Mr Hyde is another type of interior monster. While Mr Rochester is a kind of social construct—the preeminent male, the spoiled son, the Byronic hero as celebrated in novels—Mr Hyde reflects the war between good and evil each of us must wage within our own hearts. Are we to be just and honorable, possessed of integrity? Or are we to succumb to baser instincts?
The good Dr Jekyll develops an antidote to protect from his evil side, but it gradually loses its power to quell the monster within. In one final moment of sanity, the good Dr Jekyll commits suicide.
Dracula, Bram Stoker, 1897
With all the recent fascination with vampires, much has been made of the connection with vampires and anxiety about sex. While today’s watered-down representations of vampires focus on resistance, abstinence, and control of animal instincts, not to mention the deep-seated paternalism shown towards females, Stoker’s novel exhibits a more universal anxiety about sex.
The hero Jonathon Harker is simultaneously terrified by and stricken with desire for three vampire women who try to suck his blood and hold him captive. At the same time, Dracula bites and ritually penetrates Harker’s fiancee’s friend Lucy, turning her from a pure, Vicorian lady into a creature of ‘voluptuous wantonness’.
1984, George Orwell, 1949
Written in the middle of the most violent century on record and at the onset of the Cold War, 1984 warns of totalitarian governments, invisible systems of control, and the intrusion of technology in everyday life.
Lord of the Flies, William Golding, 1954
A group of boys are shipwrecked on an island believed to be inhabited by a ‘beast’. They leave this beast a pig’s head as an offering, which soon swarms with flies.
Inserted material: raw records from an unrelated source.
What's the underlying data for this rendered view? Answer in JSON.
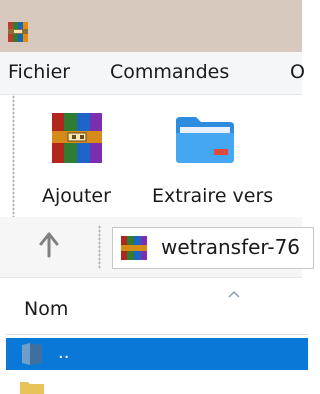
{
  "menu": {
    "items": [
      "Fichier",
      "Commandes",
      "O"
    ]
  },
  "toolbar": {
    "add_label": "Ajouter",
    "extract_label": "Extraire vers"
  },
  "address": {
    "value": "wetransfer-76"
  },
  "list": {
    "column_name": "Nom",
    "rows": [
      ".."
    ]
  },
  "icons": {
    "app": "winrar-books-icon",
    "add": "winrar-books-icon",
    "extract": "folder-extract-icon",
    "up": "up-arrow-icon",
    "address": "archive-icon",
    "row": "folder-up-icon"
  },
  "colors": {
    "titlebar": "#d7c9bd",
    "selection": "#0a78d7"
  }
}
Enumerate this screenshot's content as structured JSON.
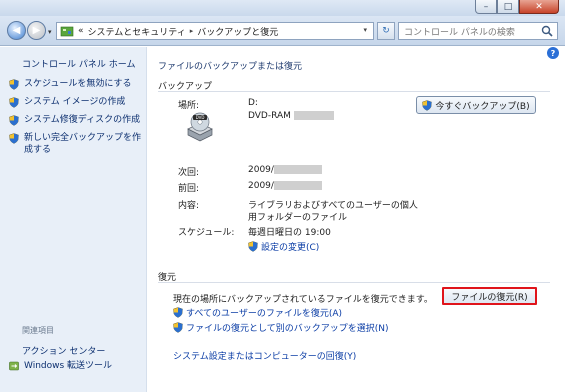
{
  "titlebar": {
    "minimize": "–",
    "maximize": "□",
    "close": "✕"
  },
  "nav": {
    "back": "◀",
    "forward": "▶",
    "dropdown": "▾"
  },
  "address": {
    "overflow": "«",
    "crumbs": [
      "システムとセキュリティ",
      "バックアップと復元"
    ],
    "separator": "▸",
    "dropdown": "▾",
    "refresh": "↻"
  },
  "search": {
    "placeholder": "コントロール パネルの検索"
  },
  "sidebar": {
    "home": "コントロール パネル ホーム",
    "items": [
      {
        "label": "スケジュールを無効にする"
      },
      {
        "label": "システム イメージの作成"
      },
      {
        "label": "システム修復ディスクの作成"
      },
      {
        "label": "新しい完全バックアップを作成する"
      }
    ],
    "related_title": "関連項目",
    "related": [
      {
        "label": "アクション センター"
      },
      {
        "label": "Windows 転送ツール"
      }
    ]
  },
  "main": {
    "help": "?",
    "title": "ファイルのバックアップまたは復元",
    "backup": {
      "heading": "バックアップ",
      "location_label": "場所:",
      "location_value": "D:",
      "drive_name": "DVD-RAM",
      "drive_badge": "DVD",
      "backup_now": "今すぐバックアップ(B)",
      "next_label": "次回:",
      "next_value": "2009/",
      "last_label": "前回:",
      "last_value": "2009/",
      "contents_label": "内容:",
      "contents_line1": "ライブラリおよびすべてのユーザーの個人",
      "contents_line2": "用フォルダーのファイル",
      "schedule_label": "スケジュール:",
      "schedule_value": "毎週日曜日の 19:00",
      "change_settings": "設定の変更(C)"
    },
    "restore": {
      "heading": "復元",
      "description": "現在の場所にバックアップされているファイルを復元できます。",
      "restore_files": "ファイルの復元(R)",
      "restore_all_users": "すべてのユーザーのファイルを復元(A)",
      "select_other": "ファイルの復元として別のバックアップを選択(N)",
      "recover_settings": "システム設定またはコンピューターの回復(Y)"
    }
  },
  "colors": {
    "highlight_border": "#e0141b",
    "link": "#0a3ca5",
    "sidebar_bg": "#e8eff8"
  }
}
Around this time, one of the group finds a dead parachutist hanging from a tree. The pig’s head and the dead parachutist conflate in the minds of the increasingly superstitious boys. A primal dance leads to the murder of the one boy who recognises that ‘the beast’ is actually their own creation, fear made external.
My Life as a Fake, Peter Carey, 2003
In a parallel to the Ern Malley affair, the second-rate poet, Christopher Chubb, in frustration at continuous rejections, creates the character of Bob McCorkle, complete with a birth certificate and a portrait cobbled together from other photographs. He also fabricates a long poem, ‘ The Darkening Ecliptic’, a mosaic of bits of prose and verse. He sends it off to David Weiss the editor of a poetry magazine Personae. There is a furore over the poem’s ‘brilliance’, but because of some of the material, Weiss is put on trial for obscenity. As the trial progresses, it’s interrupted by a man claiming to be the real Bob McCorkle. Knowing the character of Bob McCorkle is a fiction, Chubb assumes this man is a lunatic who has assumed the McCorkle persona for some unknown, and probably insane, reason.
This new Bob McCorkle is the equivalent of the Frankenstein monster, wreaking revenge on society once he’s unleashed. He becomes Chubb’s tormentor, seeking to flesh out the remainder of his reality at Chubb’s expense. As his creator, McCorkle feels that Chubb must provide everything necessary for his existence and even steals facets of Chubb’s life from him.